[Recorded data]
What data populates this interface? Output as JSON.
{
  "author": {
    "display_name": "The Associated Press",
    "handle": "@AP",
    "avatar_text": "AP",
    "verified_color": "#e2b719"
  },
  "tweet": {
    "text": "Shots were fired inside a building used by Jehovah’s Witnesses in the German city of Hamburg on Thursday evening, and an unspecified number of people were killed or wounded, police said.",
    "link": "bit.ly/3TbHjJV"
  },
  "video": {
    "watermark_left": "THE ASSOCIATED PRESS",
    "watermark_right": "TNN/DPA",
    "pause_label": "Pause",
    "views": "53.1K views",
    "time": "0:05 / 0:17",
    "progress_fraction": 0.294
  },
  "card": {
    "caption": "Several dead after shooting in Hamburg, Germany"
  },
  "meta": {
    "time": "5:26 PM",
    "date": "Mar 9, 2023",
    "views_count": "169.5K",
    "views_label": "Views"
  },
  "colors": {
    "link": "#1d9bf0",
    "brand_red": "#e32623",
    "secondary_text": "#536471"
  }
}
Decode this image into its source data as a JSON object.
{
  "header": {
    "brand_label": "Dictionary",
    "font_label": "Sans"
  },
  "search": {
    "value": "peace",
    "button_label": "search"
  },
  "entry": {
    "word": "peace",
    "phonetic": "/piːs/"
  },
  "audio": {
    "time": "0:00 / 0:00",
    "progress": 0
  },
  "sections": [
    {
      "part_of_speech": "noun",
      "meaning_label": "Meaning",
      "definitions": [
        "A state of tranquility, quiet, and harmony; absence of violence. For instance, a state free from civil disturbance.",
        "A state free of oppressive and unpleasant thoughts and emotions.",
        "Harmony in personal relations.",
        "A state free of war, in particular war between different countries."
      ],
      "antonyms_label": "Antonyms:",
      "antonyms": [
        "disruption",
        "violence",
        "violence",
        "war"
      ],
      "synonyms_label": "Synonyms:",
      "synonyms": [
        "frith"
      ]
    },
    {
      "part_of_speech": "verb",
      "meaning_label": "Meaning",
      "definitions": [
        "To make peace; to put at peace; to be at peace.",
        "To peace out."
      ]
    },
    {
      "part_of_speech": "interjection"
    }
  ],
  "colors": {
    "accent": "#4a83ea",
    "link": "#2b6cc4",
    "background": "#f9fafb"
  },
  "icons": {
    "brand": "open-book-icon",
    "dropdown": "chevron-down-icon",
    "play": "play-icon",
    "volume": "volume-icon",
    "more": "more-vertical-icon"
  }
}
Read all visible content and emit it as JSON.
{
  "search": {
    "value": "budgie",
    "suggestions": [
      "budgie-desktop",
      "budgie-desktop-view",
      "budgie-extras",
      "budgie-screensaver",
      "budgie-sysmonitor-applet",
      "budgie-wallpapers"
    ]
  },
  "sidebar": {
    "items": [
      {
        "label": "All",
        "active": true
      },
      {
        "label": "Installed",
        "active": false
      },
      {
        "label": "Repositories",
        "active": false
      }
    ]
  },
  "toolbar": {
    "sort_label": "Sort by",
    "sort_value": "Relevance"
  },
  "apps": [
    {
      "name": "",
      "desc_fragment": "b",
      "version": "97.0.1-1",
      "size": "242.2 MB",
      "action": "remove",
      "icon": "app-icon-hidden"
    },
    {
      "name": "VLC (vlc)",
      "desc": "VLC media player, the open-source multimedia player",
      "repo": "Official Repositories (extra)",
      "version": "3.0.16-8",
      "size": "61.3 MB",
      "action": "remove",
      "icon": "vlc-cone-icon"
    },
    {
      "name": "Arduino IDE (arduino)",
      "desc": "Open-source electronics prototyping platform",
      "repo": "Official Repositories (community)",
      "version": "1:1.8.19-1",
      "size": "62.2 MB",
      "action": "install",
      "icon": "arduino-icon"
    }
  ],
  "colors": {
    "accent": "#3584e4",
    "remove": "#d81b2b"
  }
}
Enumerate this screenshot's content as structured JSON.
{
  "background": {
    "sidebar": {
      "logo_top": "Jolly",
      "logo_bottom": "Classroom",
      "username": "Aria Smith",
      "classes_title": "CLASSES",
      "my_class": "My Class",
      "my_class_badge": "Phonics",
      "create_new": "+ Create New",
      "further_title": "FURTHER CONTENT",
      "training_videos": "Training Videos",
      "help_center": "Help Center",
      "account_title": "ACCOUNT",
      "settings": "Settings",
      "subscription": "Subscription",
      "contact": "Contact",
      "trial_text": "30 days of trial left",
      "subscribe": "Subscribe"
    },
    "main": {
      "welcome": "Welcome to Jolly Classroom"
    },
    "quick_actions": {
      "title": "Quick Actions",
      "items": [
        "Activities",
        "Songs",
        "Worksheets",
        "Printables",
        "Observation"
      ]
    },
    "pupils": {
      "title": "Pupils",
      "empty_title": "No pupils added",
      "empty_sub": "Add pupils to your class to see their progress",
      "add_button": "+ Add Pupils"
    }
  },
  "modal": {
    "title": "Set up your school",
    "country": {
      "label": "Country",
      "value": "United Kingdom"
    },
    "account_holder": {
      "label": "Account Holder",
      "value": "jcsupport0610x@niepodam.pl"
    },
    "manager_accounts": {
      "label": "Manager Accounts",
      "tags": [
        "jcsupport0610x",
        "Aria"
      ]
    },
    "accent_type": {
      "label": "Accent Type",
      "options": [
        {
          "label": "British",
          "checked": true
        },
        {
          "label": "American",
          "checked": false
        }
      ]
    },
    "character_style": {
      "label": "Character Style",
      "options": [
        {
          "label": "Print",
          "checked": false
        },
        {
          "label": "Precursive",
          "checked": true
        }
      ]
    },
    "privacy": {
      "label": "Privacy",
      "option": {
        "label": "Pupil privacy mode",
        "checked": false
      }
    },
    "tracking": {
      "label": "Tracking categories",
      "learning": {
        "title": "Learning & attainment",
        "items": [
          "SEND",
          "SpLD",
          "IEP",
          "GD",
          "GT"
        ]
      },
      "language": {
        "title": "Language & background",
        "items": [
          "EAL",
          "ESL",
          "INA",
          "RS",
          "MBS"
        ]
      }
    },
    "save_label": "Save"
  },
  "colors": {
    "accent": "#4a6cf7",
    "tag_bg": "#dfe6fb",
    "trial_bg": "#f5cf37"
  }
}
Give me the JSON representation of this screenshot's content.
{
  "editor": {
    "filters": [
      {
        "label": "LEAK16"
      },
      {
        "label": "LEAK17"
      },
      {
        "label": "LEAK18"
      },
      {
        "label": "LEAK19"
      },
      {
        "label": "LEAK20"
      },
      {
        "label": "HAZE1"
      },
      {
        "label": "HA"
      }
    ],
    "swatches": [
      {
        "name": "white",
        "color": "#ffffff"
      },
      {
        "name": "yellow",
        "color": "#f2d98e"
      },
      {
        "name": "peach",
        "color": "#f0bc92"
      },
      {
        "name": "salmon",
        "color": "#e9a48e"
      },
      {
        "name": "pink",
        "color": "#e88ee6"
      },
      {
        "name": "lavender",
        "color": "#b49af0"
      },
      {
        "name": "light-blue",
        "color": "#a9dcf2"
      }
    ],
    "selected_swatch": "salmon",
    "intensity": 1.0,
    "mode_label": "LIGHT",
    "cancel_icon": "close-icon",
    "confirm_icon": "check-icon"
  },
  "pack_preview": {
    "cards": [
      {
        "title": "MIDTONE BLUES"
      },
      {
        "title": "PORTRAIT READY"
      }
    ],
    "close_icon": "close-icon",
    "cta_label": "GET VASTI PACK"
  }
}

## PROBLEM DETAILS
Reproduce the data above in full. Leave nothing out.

## SOLVED PROBLEM
What data populates this interface? Output as JSON.
{
  "author": {
    "display_name": "The Associated Press",
    "handle": "@AP",
    "avatar_text": "AP",
    "verified_color": "#e2b719"
  },
  "tweet": {
    "text": "Shots were fired inside a building used by Jehovah’s Witnesses in the German city of Hamburg on Thursday evening, and an unspecified number of people were killed or wounded, police said.",
    "link": "bit.ly/3TbHjJV"
  },
  "video": {
    "watermark_left": "THE ASSOCIATED PRESS",
    "watermark_right": "TNN/DPA",
    "pause_label": "Pause",
    "views": "53.1K views",
    "time": "0:05 / 0:17",
    "progress_fraction": 0.294
  },
  "card": {
    "caption": "Several dead after shooting in Hamburg, Germany"
  },
  "meta": {
    "time": "5:26 PM",
    "date": "Mar 9, 2023",
    "views_count": "169.5K",
    "views_label": "Views"
  },
  "colors": {
    "link": "#1d9bf0",
    "brand_red": "#e32623",
    "secondary_text": "#536471"
  }
}
Decode this image into its source data as a JSON object.
{
  "header": {
    "brand_label": "Dictionary",
    "font_label": "Sans"
  },
  "search": {
    "value": "peace",
    "button_label": "search"
  },
  "entry": {
    "word": "peace",
    "phonetic": "/piːs/"
  },
  "audio": {
    "time": "0:00 / 0:00",
    "progress": 0
  },
  "sections": [
    {
      "part_of_speech": "noun",
      "meaning_label": "Meaning",
      "definitions": [
        "A state of tranquility, quiet, and harmony; absence of violence. For instance, a state free from civil disturbance.",
        "A state free of oppressive and unpleasant thoughts and emotions.",
        "Harmony in personal relations.",
        "A state free of war, in particular war between different countries."
      ],
      "antonyms_label": "Antonyms:",
      "antonyms": [
        "disruption",
        "violence",
        "violence",
        "war"
      ],
      "synonyms_label": "Synonyms:",
      "synonyms": [
        "frith"
      ]
    },
    {
      "part_of_speech": "verb",
      "meaning_label": "Meaning",
      "definitions": [
        "To make peace; to put at peace; to be at peace.",
        "To peace out."
      ]
    },
    {
      "part_of_speech": "interjection"
    }
  ],
  "colors": {
    "accent": "#4a83ea",
    "link": "#2b6cc4",
    "background": "#f9fafb"
  },
  "icons": {
    "brand": "open-book-icon",
    "dropdown": "chevron-down-icon",
    "play": "play-icon",
    "volume": "volume-icon",
    "more": "more-vertical-icon"
  }
}
Read all visible content and emit it as JSON.
{
  "search": {
    "value": "budgie",
    "suggestions": [
      "budgie-desktop",
      "budgie-desktop-view",
      "budgie-extras",
      "budgie-screensaver",
      "budgie-sysmonitor-applet",
      "budgie-wallpapers"
    ]
  },
  "sidebar": {
    "items": [
      {
        "label": "All",
        "active": true
      },
      {
        "label": "Installed",
        "active": false
      },
      {
        "label": "Repositories",
        "active": false
      }
    ]
  },
  "toolbar": {
    "sort_label": "Sort by",
    "sort_value": "Relevance"
  },
  "apps": [
    {
      "name": "",
      "desc_fragment": "b",
      "version": "97.0.1-1",
      "size": "242.2 MB",
      "action": "remove",
      "icon": "app-icon-hidden"
    },
    {
      "name": "VLC (vlc)",
      "desc": "VLC media player, the open-source multimedia player",
      "repo": "Official Repositories (extra)",
      "version": "3.0.16-8",
      "size": "61.3 MB",
      "action": "remove",
      "icon": "vlc-cone-icon"
    },
    {
      "name": "Arduino IDE (arduino)",
      "desc": "Open-source electronics prototyping platform",
      "repo": "Official Repositories (community)",
      "version": "1:1.8.19-1",
      "size": "62.2 MB",
      "action": "install",
      "icon": "arduino-icon"
    }
  ],
  "colors": {
    "accent": "#3584e4",
    "remove": "#d81b2b"
  }
}
Enumerate this screenshot's content as structured JSON.
{
  "background": {
    "sidebar": {
      "logo_top": "Jolly",
      "logo_bottom": "Classroom",
      "username": "Aria Smith",
      "classes_title": "CLASSES",
      "my_class": "My Class",
      "my_class_badge": "Phonics",
      "create_new": "+ Create New",
      "further_title": "FURTHER CONTENT",
      "training_videos": "Training Videos",
      "help_center": "Help Center",
      "account_title": "ACCOUNT",
      "settings": "Settings",
      "subscription": "Subscription",
      "contact": "Contact",
      "trial_text": "30 days of trial left",
      "subscribe": "Subscribe"
    },
    "main": {
      "welcome": "Welcome to Jolly Classroom"
    },
    "quick_actions": {
      "title": "Quick Actions",
      "items": [
        "Activities",
        "Songs",
        "Worksheets",
        "Printables",
        "Observation"
      ]
    },
    "pupils": {
      "title": "Pupils",
      "empty_title": "No pupils added",
      "empty_sub": "Add pupils to your class to see their progress",
      "add_button": "+ Add Pupils"
    }
  },
  "modal": {
    "title": "Set up your school",
    "country": {
      "label": "Country",
      "value": "United Kingdom"
    },
    "account_holder": {
      "label": "Account Holder",
      "value": "jcsupport0610x@niepodam.pl"
    },
    "manager_accounts": {
      "label": "Manager Accounts",
      "tags": [
        "jcsupport0610x",
        "Aria"
      ]
    },
    "accent_type": {
      "label": "Accent Type",
      "options": [
        {
          "label": "British",
          "checked": true
        },
        {
          "label": "American",
          "checked": false
        }
      ]
    },
    "character_style": {
      "label": "Character Style",
      "options": [
        {
          "label": "Print",
          "checked": false
        },
        {
          "label": "Precursive",
          "checked": true
        }
      ]
    },
    "privacy": {
      "label": "Privacy",
      "option": {
        "label": "Pupil privacy mode",
        "checked": false
      }
    },
    "tracking": {
      "label": "Tracking categories",
      "learning": {
        "title": "Learning & attainment",
        "items": [
          "SEND",
          "SpLD",
          "IEP",
          "GD",
          "GT"
        ]
      },
      "language": {
        "title": "Language & background",
        "items": [
          "EAL",
          "ESL",
          "INA",
          "RS",
          "MBS"
        ]
      }
    },
    "save_label": "Save"
  },
  "colors": {
    "accent": "#4a6cf7",
    "tag_bg": "#dfe6fb",
    "trial_bg": "#f5cf37"
  }
}
Give me the JSON representation of this screenshot's content.
{
  "editor": {
    "filters": [
      {
        "label": "LEAK16"
      },
      {
        "label": "LEAK17"
      },
      {
        "label": "LEAK18"
      },
      {
        "label": "LEAK19"
      },
      {
        "label": "LEAK20"
      },
      {
        "label": "HAZE1"
      },
      {
        "label": "HA"
      }
    ],
    "swatches": [
      {
        "name": "white",
        "color": "#ffffff"
      },
      {
        "name": "yellow",
        "color": "#f2d98e"
      },
      {
        "name": "peach",
        "color": "#f0bc92"
      },
      {
        "name": "salmon",
        "color": "#e9a48e"
      },
      {
        "name": "pink",
        "color": "#e88ee6"
      },
      {
        "name": "lavender",
        "color": "#b49af0"
      },
      {
        "name": "light-blue",
        "color": "#a9dcf2"
      }
    ],
    "selected_swatch": "salmon",
    "intensity": 1.0,
    "mode_label": "LIGHT",
    "cancel_icon": "close-icon",
    "confirm_icon": "check-icon"
  },
  "pack_preview": {
    "cards": [
      {
        "title": "MIDTONE BLUES"
      },
      {
        "title": "PORTRAIT READY"
      }
    ],
    "close_icon": "close-icon",
    "cta_label": "GET VASTI PACK"
  }
}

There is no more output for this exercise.